(2001) Protein Sci 10: 1067-1078
- PubMed: 11316887
- DOI: 10.1110/ps.02101
- Structures With Same Primary Citation
- PubMed Abstract:
- Structure of Bacteriophage T4 Lysozyme Refined at 1.7 A Resolution
Weaver, L.H., Matthews, B.W.
(1987) J Mol Biol 193: 189
To investigate the structural and thermodynamic basis of the binding of solvent at internal sites within proteins a number of mutations were constructed in T4 lysozyme. Some of these were designed to introduce new solvent-binding sites. Others were i ...
To investigate the structural and thermodynamic basis of the binding of solvent at internal sites within proteins a number of mutations were constructed in T4 lysozyme. Some of these were designed to introduce new solvent-binding sites. Others were intended to displace solvent from preexisting sites. In one case Val-149 was replaced with alanine, serine, cysteine, threonine, isoleucine, and glycine. Crystallographic analysis shows that, with the exception of isoleucine, each of these substitutions results in the binding of solvent at a polar site that is sterically blocked in the wild-type enzyme. Mutations designed to perturb or displace a solvent molecule present in the native enzyme included the replacement of Thr-152 with alanine, serine, cysteine, valine, and isoleucine.
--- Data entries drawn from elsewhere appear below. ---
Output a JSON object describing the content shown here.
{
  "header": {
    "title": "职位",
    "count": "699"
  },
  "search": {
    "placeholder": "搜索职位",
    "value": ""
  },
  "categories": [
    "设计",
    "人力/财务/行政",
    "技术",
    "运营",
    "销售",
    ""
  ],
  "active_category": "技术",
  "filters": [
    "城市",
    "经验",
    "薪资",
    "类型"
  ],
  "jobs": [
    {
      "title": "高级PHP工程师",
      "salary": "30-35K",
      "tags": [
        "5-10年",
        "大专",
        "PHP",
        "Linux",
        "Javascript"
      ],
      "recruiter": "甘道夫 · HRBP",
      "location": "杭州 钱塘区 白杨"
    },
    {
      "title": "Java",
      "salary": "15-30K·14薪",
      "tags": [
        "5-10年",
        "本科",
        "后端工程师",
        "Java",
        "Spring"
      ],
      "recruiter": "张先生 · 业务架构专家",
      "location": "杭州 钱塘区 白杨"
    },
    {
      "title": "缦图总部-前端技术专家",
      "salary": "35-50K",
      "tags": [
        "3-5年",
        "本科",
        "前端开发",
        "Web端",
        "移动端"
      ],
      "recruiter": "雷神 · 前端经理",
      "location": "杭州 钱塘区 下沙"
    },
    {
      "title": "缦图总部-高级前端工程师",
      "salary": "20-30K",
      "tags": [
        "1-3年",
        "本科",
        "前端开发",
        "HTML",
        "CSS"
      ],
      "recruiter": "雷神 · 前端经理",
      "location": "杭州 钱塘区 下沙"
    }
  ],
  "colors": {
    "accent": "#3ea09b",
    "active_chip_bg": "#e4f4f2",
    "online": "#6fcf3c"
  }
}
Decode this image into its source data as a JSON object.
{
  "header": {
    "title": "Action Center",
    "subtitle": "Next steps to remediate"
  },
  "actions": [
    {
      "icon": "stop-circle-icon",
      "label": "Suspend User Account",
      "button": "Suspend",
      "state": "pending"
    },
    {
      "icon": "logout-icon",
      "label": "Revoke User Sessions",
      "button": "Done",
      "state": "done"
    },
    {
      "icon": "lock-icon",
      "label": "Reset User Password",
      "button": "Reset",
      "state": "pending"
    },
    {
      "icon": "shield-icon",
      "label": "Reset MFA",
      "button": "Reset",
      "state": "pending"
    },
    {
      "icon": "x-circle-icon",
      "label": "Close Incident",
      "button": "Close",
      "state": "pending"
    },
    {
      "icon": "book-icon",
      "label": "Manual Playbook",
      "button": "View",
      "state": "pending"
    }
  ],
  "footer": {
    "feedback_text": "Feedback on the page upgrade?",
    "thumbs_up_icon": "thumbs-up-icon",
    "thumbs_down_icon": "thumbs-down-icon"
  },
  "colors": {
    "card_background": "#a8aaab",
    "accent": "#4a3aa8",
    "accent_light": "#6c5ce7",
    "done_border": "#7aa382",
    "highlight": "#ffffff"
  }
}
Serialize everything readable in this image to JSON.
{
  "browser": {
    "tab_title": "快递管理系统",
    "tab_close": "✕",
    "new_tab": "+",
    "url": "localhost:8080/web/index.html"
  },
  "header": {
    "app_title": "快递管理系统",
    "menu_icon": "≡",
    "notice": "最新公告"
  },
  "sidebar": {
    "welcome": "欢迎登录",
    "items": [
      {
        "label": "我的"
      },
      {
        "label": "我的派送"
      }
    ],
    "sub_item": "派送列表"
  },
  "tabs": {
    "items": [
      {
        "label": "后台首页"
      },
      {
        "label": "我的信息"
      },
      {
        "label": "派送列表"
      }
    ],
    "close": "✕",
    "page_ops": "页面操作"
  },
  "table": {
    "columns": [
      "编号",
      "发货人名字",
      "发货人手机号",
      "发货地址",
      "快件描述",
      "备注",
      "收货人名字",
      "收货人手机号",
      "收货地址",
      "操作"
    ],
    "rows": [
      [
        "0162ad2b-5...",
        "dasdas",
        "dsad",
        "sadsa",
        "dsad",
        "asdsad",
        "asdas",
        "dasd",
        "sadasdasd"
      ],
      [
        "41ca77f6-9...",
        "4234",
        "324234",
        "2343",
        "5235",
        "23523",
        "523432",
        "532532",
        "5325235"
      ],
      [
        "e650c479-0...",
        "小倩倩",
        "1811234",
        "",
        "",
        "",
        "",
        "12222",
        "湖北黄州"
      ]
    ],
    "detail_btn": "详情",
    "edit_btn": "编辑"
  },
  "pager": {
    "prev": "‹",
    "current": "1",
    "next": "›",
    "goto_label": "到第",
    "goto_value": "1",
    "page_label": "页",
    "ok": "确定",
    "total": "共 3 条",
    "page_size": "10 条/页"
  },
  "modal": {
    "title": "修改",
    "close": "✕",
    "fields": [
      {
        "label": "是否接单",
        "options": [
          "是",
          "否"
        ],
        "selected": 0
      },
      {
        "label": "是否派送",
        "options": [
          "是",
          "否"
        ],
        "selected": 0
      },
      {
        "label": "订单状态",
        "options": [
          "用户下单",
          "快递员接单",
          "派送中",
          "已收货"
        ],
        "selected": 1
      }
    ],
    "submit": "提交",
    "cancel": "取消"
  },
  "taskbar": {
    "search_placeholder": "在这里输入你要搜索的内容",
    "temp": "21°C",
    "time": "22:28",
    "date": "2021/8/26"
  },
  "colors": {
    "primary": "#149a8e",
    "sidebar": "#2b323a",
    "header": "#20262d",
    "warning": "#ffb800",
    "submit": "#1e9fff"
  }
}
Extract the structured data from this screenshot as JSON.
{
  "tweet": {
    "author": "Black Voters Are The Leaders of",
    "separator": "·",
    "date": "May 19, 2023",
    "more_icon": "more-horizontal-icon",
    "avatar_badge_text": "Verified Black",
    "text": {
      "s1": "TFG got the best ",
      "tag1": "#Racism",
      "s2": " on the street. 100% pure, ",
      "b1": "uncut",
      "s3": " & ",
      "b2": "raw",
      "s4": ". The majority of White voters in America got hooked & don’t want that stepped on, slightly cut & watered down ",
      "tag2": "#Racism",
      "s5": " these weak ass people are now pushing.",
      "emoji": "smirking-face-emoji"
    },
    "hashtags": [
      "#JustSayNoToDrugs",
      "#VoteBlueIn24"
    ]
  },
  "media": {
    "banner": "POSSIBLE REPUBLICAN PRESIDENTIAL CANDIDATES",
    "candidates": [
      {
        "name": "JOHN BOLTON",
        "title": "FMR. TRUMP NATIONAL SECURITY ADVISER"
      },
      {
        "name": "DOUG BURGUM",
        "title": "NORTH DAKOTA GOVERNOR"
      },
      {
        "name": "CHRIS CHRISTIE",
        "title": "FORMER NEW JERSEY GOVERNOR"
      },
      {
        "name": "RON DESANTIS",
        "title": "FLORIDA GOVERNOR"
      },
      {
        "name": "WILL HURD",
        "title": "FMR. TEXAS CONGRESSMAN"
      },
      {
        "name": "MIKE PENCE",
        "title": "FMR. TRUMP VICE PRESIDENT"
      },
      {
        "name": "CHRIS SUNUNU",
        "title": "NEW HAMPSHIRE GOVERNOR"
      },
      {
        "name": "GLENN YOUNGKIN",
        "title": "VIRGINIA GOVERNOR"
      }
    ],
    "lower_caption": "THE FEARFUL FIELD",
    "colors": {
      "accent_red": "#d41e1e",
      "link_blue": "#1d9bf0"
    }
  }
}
Although the solvent molecule was moved in some cases by up to 1.7 A, in no case was it completely removed from the folded protein. The results suggest that hydrogen bonds from the protein to bound solvent are energy neutral. The binding of solvent to internal sites within proteins also appears to be energy neutral except insofar as the bound solvent may prevent a loss of energy due to potential hydrogen bonding groups that would otherwise be unsatisfied. The introduction of a solvent-binding site appears to require not only a cavity to accommodate the water molecule but also the presence of polar groups to help satisfy its hydrogen-bonding potential. It may be easier to design a site to accommodate two or more water molecules rather than one as the solvent molecules can then hydrogen-bond to each other. For similar reasons it is often difficult to design a point mutation that will displace a single solvent molecule from the core of a protein.
Institute of Molecular Biology, Howard Hughes Medical Institute and Department of Physics, University of Oregon, Eugene, Oregon 97403, USA.